This paper deals with the growth and adaptability of vetiver on bare, severely eroded low hills composed of red earth. Vetiver grasses are more drought resistant, coldhardy and perform better with infertile soils than all local wild grasses. They are very effective in soil and water conservation due to their quick growth, numerous tillers and fast hedge formation. Their thick leaves and stems, once returned to the soil, are advantageous to soil physical properties and soil fertility. These as well as other benefits, make vetiver grass suitable for growth on the vast red earth hill areas in southern China and are worth extending to new locations.
Vetiver Planting Experiments in Eroded Areas
Ao HuiXiu, He DaoQuan and Xia HanPing
(Laboratory of Ecology, South China Institute of Botany,
Academia Sinica, GuangZhou 510650, China)
In the experimental sites at WuHua, XingNing and other counties in GuangDong Province, vetiver grass, though planted in various eroded gullies, or dams or on slopes with thin and infertile soils, usually grew vigorously. Those planted in XingNing reached a height of 1 m by the sixth month after transplanting, with a average tillering rate of 10-15 slips, and a maximum of 50-60 slips per clump. Vetiver could form a closed belt in a timely manner and therefore could function well in soil and water conservation. Experiments showed that vetiver grass grew normally in eroded areas in GuangDong Province and could be extended to more areas in the future. However, further extension requires more profound research.

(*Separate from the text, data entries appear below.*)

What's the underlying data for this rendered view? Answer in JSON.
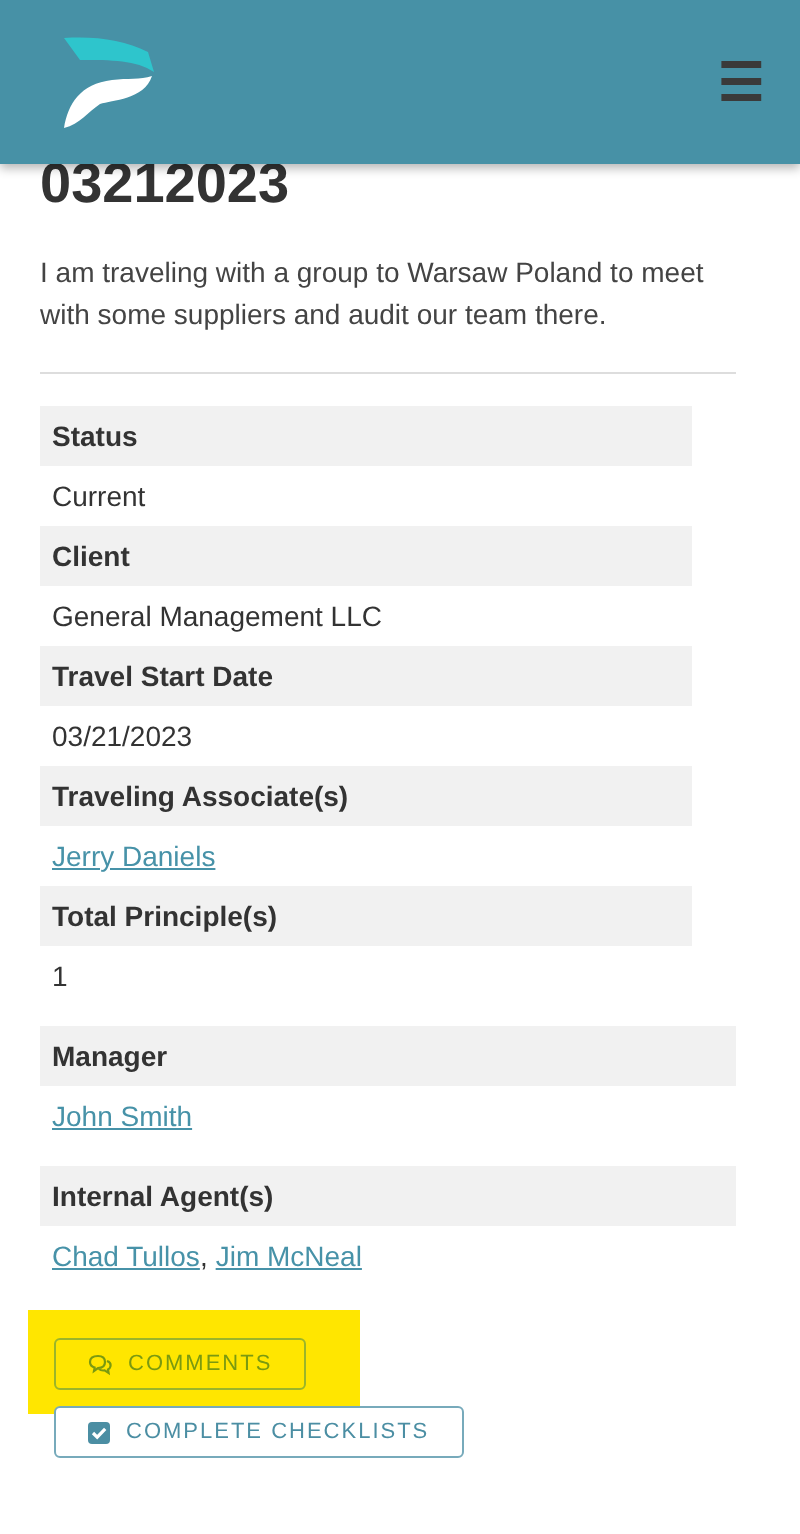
{
  "header": {
    "menu_icon": "☰"
  },
  "title": "03212023",
  "description": "I am traveling with a group to Warsaw Poland to meet with some suppliers and audit our team there.",
  "fields": [
    {
      "label": "Status",
      "kind": "text",
      "value": "Current"
    },
    {
      "label": "Client",
      "kind": "text",
      "value": "General Management LLC"
    },
    {
      "label": "Travel Start Date",
      "kind": "text",
      "value": "03/21/2023"
    },
    {
      "label": "Traveling Associate(s)",
      "kind": "links",
      "links": [
        "Jerry Daniels"
      ]
    },
    {
      "label": "Total Principle(s)",
      "kind": "text",
      "value": "1"
    },
    {
      "label": "Manager",
      "kind": "links",
      "links": [
        "John Smith"
      ]
    },
    {
      "label": "Internal Agent(s)",
      "kind": "links",
      "links": [
        "Chad Tullos",
        "Jim McNeal"
      ],
      "separator": ","
    }
  ],
  "buttons": [
    {
      "label": "COMMENTS",
      "kind": "comments",
      "highlighted": true
    },
    {
      "label": "COMPLETE CHECKLISTS",
      "kind": "checklist",
      "highlighted": false
    }
  ]
}
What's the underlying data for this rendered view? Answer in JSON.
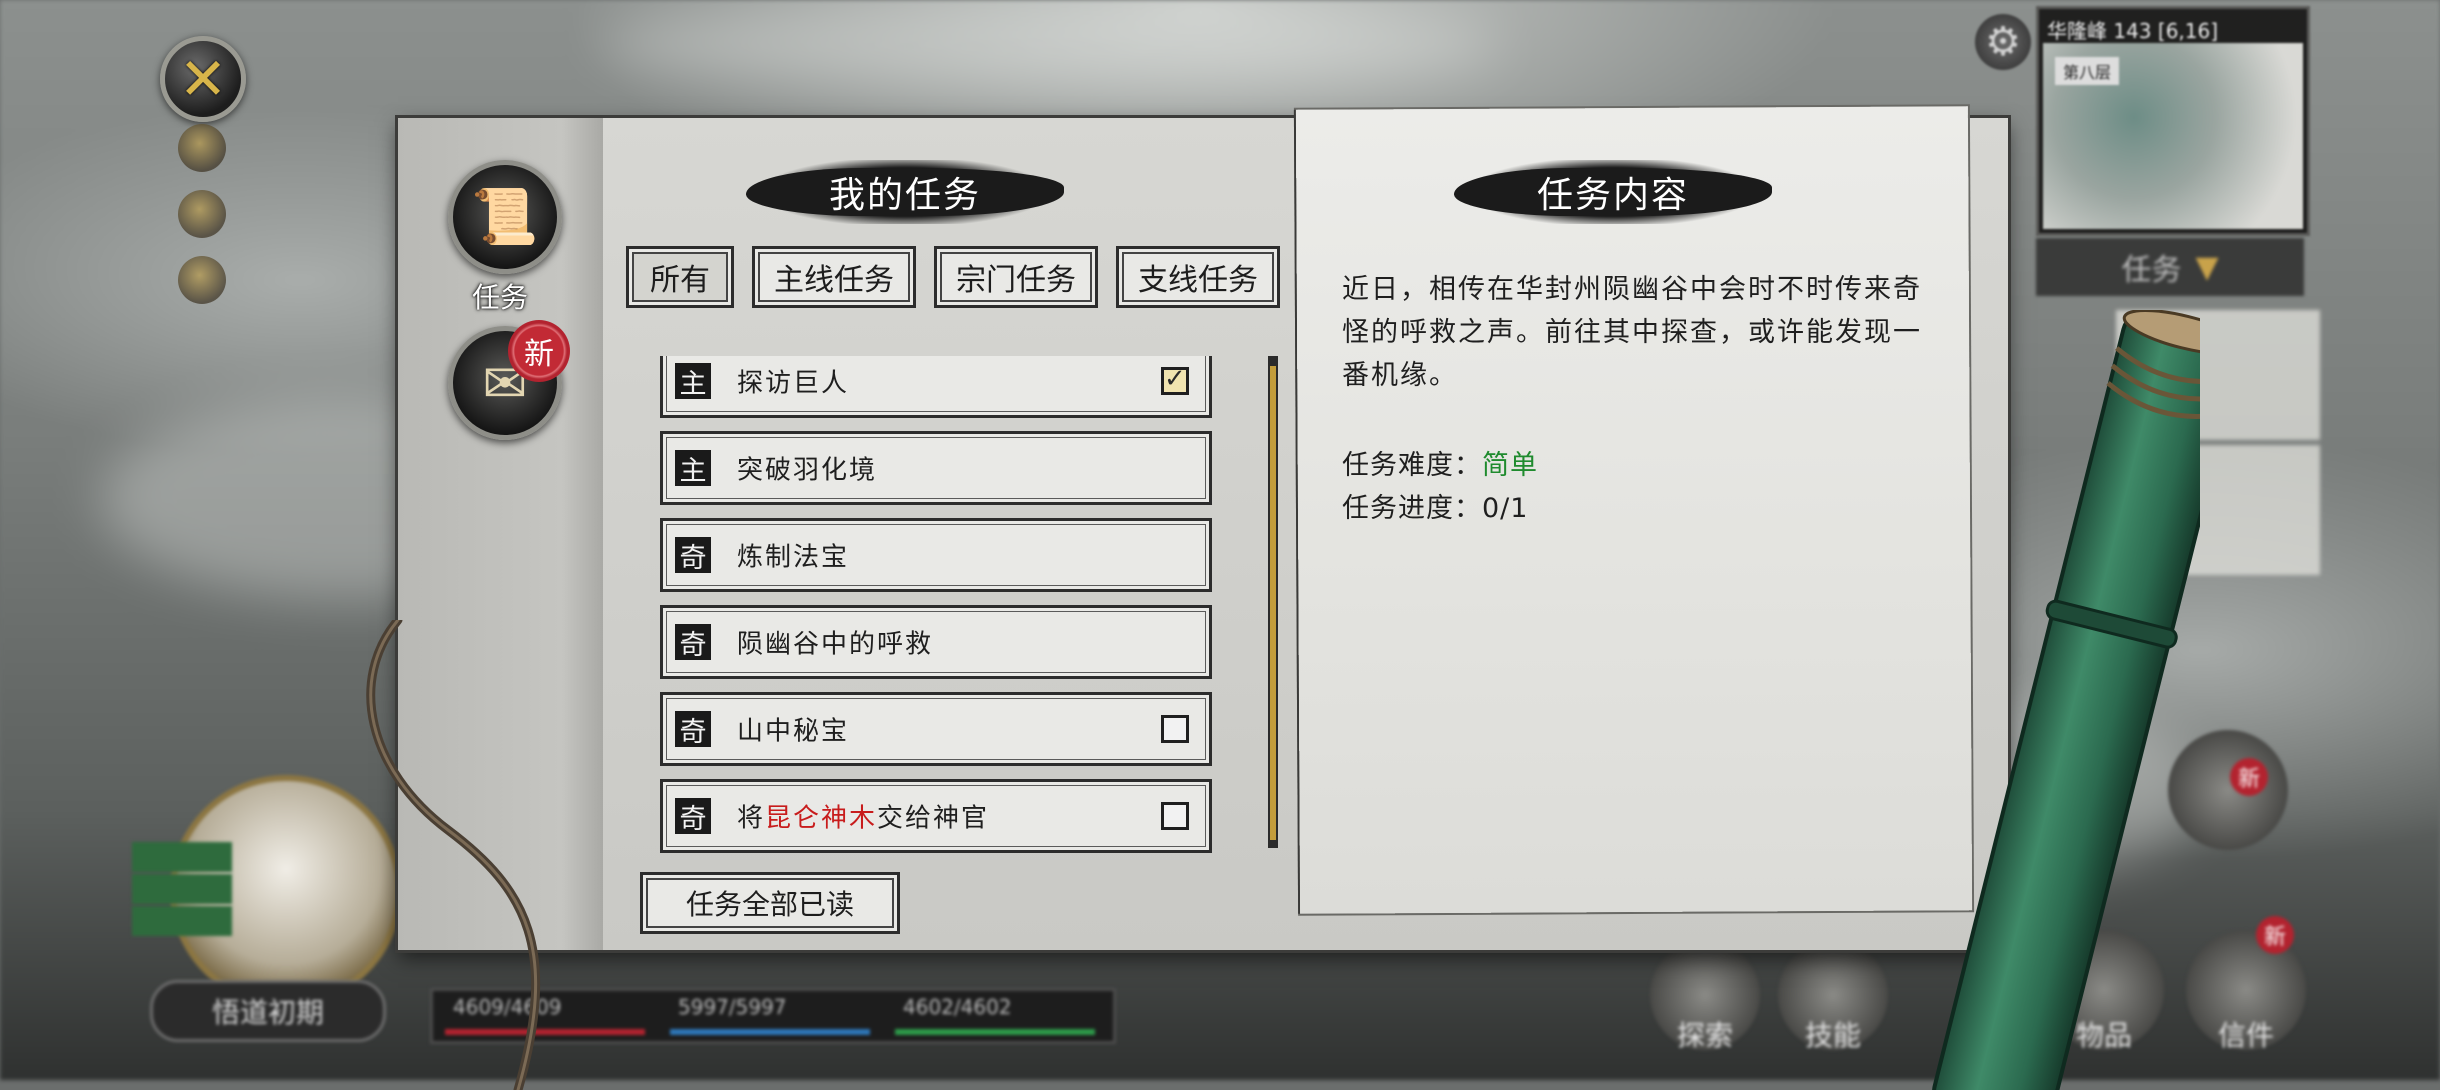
{
  "panel": {
    "left_title": "我的任务",
    "right_title": "任务内容",
    "filter_tabs": [
      {
        "label": "所有",
        "active": true
      },
      {
        "label": "主线任务",
        "active": false
      },
      {
        "label": "宗门任务",
        "active": false
      },
      {
        "label": "支线任务",
        "active": false
      }
    ],
    "quests": [
      {
        "type": "主",
        "name_parts": [
          "探访巨人"
        ],
        "checkbox": "checked"
      },
      {
        "type": "主",
        "name_parts": [
          "突破羽化境"
        ],
        "checkbox": "none"
      },
      {
        "type": "奇",
        "name_parts": [
          "炼制法宝"
        ],
        "checkbox": "none"
      },
      {
        "type": "奇",
        "name_parts": [
          "陨幽谷中的呼救"
        ],
        "checkbox": "none"
      },
      {
        "type": "奇",
        "name_parts": [
          "山中秘宝"
        ],
        "checkbox": "unchecked"
      },
      {
        "type": "奇",
        "name_parts": [
          "将",
          "昆仑神木",
          "交给神官"
        ],
        "highlight_index": 1,
        "checkbox": "unchecked"
      }
    ],
    "read_all_button": "任务全部已读",
    "detail": {
      "description": "近日，相传在华封州陨幽谷中会时不时传来奇怪的呼救之声。前往其中探查，或许能发现一番机缘。",
      "difficulty_label": "任务难度：",
      "difficulty_value": "简单",
      "progress_label": "任务进度：",
      "progress_value": "0/1"
    }
  },
  "side_nav": {
    "task_label": "任务",
    "new_badge": "新"
  },
  "colors": {
    "highlight_red": "#c81c1c",
    "difficulty_green": "#1f8b2e",
    "scroll_gold": "#c39d3b",
    "badge_red": "#b3232f"
  },
  "background_hud": {
    "minimap_location": "华隆峰 143 [6,16]",
    "minimap_tag": "第八层",
    "task_dropdown": "任务",
    "realm": "悟道初期",
    "hp": "4609/4609",
    "mp": "5997/5997",
    "stamina": "4602/4602",
    "bottom_buttons": [
      "探索",
      "技能",
      "物品",
      "信件"
    ],
    "new_badges": [
      "新",
      "新"
    ]
  }
}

A Preliminary Study on Wild Vetiver Grass
Huang BuHan and Zhang JingXi
(South China Institute of Botany, CAS, GuangZhou 510650, China)
This paper introduces the series of investigations, studies and experiments conducted by the authors and others in the late 1950's, on wild vetiver grass found in large areas around HuaZhou, GuangDong Province, China.
1. A great deal of information was obtained through a large scale field survey, including details of the morphological features of vetiver, distribution and the estimated reserves of wild vetiver.
2. Studies were conducted on the vetiver growing environment, i.e. landform, climate and soil conditions. Research showed that vetiver grass grew well in special local environments with alternating dry and moist conditions, growing in moist summers while flowering and fruiting in dry winters. It has shown that vetiver being a mesophyll-mesophyte type of plant with a wide range of adapbility could tolerate both water-logging and drought.
3. Research on the extraction, analysis and perfume test of wild vetiver oil and on the identification of wild vetiver fibre quality for paper making have verified the value of utilizing vetiver. As a result, vetiver grass has been put into industrial use. Tests have also proven that the quality of oil and fibre derived from wild vetiver is as good as that derived from common vetiver. The authors consider wild vetiver as a new kind of vetiver with a fine prospect for development and suggest that the authorities concerned should pay more attention to it.
4. Impacts of local environmental conditions on the oil content of vetiver roots and paper production of vetiver fibres were analyzed. Research showed that vetiver grass grew more luxuriantly in moist fields than in dry lands. However, perfume concentration of vetiver found in dry locations was higher than that from moist fields. In short, the content of available ingredient and utilization value of vetiver from dry sites was higher than that from moist fields. Research also showed that the rate of paper production for wild vetiver grass fibre grown in moist or wet depressions was lower than that found in areated soils with less water logging. It is therefore suggested that vetiver grass be planted in loose soils without water logging to obtain higher fibre quality for paper production and superior perfume oil quality.